[Excerpts from an interface dataset]
════════════════════
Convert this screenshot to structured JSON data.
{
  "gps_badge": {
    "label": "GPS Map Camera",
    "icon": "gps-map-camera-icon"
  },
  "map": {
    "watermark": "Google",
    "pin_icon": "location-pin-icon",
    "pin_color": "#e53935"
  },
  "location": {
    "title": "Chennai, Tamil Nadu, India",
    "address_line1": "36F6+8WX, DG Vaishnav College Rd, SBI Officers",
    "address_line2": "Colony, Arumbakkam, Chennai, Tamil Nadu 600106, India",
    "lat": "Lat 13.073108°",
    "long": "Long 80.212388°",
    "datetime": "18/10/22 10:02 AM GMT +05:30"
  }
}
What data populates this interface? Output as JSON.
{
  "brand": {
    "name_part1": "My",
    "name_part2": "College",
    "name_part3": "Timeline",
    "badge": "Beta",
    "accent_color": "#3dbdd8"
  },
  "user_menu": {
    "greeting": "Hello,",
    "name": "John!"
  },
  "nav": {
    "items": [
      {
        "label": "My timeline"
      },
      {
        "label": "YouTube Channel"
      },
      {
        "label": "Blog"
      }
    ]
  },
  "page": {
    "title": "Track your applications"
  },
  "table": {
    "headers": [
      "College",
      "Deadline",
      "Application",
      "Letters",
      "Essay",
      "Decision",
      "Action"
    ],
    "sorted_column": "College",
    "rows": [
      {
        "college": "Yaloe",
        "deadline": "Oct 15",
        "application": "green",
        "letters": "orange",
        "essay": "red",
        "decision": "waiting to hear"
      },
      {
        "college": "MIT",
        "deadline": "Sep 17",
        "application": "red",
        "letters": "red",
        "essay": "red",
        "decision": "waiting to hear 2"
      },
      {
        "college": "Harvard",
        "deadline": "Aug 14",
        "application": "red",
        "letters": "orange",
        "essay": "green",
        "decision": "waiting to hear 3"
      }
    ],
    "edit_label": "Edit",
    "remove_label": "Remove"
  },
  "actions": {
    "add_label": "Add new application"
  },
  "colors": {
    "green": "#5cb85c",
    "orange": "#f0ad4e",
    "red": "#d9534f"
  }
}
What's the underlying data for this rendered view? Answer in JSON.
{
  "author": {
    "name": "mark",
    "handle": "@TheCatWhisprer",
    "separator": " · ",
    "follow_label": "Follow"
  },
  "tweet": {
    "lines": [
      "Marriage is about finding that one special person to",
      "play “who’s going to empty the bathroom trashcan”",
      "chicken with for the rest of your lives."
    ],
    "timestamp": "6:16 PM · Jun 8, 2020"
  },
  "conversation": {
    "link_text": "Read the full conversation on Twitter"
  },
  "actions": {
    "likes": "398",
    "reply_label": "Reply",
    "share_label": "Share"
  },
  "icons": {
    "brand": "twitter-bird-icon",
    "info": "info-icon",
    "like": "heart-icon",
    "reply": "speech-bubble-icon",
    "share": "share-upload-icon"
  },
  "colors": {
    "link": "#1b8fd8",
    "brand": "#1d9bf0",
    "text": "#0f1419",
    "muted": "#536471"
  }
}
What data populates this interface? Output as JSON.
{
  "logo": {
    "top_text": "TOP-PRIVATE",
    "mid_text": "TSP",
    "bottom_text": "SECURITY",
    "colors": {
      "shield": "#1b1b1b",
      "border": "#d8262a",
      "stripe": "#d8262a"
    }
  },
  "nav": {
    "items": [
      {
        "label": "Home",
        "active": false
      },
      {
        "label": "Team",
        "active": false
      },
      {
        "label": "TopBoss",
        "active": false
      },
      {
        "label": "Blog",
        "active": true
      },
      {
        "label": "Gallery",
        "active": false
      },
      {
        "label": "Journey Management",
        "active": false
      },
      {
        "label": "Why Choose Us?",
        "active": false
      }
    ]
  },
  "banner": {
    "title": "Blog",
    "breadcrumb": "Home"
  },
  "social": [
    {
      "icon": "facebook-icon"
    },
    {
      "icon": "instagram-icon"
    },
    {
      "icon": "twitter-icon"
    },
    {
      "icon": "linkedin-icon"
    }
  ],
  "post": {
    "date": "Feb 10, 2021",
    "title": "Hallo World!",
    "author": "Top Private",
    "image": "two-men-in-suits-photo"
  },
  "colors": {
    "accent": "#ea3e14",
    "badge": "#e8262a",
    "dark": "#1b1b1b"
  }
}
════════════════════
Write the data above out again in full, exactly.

### Result of this task
Convert this screenshot to structured JSON data.
{
  "gps_badge": {
    "label": "GPS Map Camera",
    "icon": "gps-map-camera-icon"
  },
  "map": {
    "watermark": "Google",
    "pin_icon": "location-pin-icon",
    "pin_color": "#e53935"
  },
  "location": {
    "title": "Chennai, Tamil Nadu, India",
    "address_line1": "36F6+8WX, DG Vaishnav College Rd, SBI Officers",
    "address_line2": "Colony, Arumbakkam, Chennai, Tamil Nadu 600106, India",
    "lat": "Lat 13.073108°",
    "long": "Long 80.212388°",
    "datetime": "18/10/22 10:02 AM GMT +05:30"
  }
}
What data populates this interface? Output as JSON.
{
  "brand": {
    "name_part1": "My",
    "name_part2": "College",
    "name_part3": "Timeline",
    "badge": "Beta",
    "accent_color": "#3dbdd8"
  },
  "user_menu": {
    "greeting": "Hello,",
    "name": "John!"
  },
  "nav": {
    "items": [
      {
        "label": "My timeline"
      },
      {
        "label": "YouTube Channel"
      },
      {
        "label": "Blog"
      }
    ]
  },
  "page": {
    "title": "Track your applications"
  },
  "table": {
    "headers": [
      "College",
      "Deadline",
      "Application",
      "Letters",
      "Essay",
      "Decision",
      "Action"
    ],
    "sorted_column": "College",
    "rows": [
      {
        "college": "Yaloe",
        "deadline": "Oct 15",
        "application": "green",
        "letters": "orange",
        "essay": "red",
        "decision": "waiting to hear"
      },
      {
        "college": "MIT",
        "deadline": "Sep 17",
        "application": "red",
        "letters": "red",
        "essay": "red",
        "decision": "waiting to hear 2"
      },
      {
        "college": "Harvard",
        "deadline": "Aug 14",
        "application": "red",
        "letters": "orange",
        "essay": "green",
        "decision": "waiting to hear 3"
      }
    ],
    "edit_label": "Edit",
    "remove_label": "Remove"
  },
  "actions": {
    "add_label": "Add new application"
  },
  "colors": {
    "green": "#5cb85c",
    "orange": "#f0ad4e",
    "red": "#d9534f"
  }
}
What's the underlying data for this rendered view? Answer in JSON.
{
  "author": {
    "name": "mark",
    "handle": "@TheCatWhisprer",
    "separator": " · ",
    "follow_label": "Follow"
  },
  "tweet": {
    "lines": [
      "Marriage is about finding that one special person to",
      "play “who’s going to empty the bathroom trashcan”",
      "chicken with for the rest of your lives."
    ],
    "timestamp": "6:16 PM · Jun 8, 2020"
  },
  "conversation": {
    "link_text": "Read the full conversation on Twitter"
  },
  "actions": {
    "likes": "398",
    "reply_label": "Reply",
    "share_label": "Share"
  },
  "icons": {
    "brand": "twitter-bird-icon",
    "info": "info-icon",
    "like": "heart-icon",
    "reply": "speech-bubble-icon",
    "share": "share-upload-icon"
  },
  "colors": {
    "link": "#1b8fd8",
    "brand": "#1d9bf0",
    "text": "#0f1419",
    "muted": "#536471"
  }
}
What data populates this interface? Output as JSON.
{
  "logo": {
    "top_text": "TOP-PRIVATE",
    "mid_text": "TSP",
    "bottom_text": "SECURITY",
    "colors": {
      "shield": "#1b1b1b",
      "border": "#d8262a",
      "stripe": "#d8262a"
    }
  },
  "nav": {
    "items": [
      {
        "label": "Home",
        "active": false
      },
      {
        "label": "Team",
        "active": false
      },
      {
        "label": "TopBoss",
        "active": false
      },
      {
        "label": "Blog",
        "active": true
      },
      {
        "label": "Gallery",
        "active": false
      },
      {
        "label": "Journey Management",
        "active": false
      },
      {
        "label": "Why Choose Us?",
        "active": false
      }
    ]
  },
  "banner": {
    "title": "Blog",
    "breadcrumb": "Home"
  },
  "social": [
    {
      "icon": "facebook-icon"
    },
    {
      "icon": "instagram-icon"
    },
    {
      "icon": "twitter-icon"
    },
    {
      "icon": "linkedin-icon"
    }
  ],
  "post": {
    "date": "Feb 10, 2021",
    "title": "Hallo World!",
    "author": "Top Private",
    "image": "two-men-in-suits-photo"
  },
  "colors": {
    "accent": "#ea3e14",
    "badge": "#e8262a",
    "dark": "#1b1b1b"
  }
}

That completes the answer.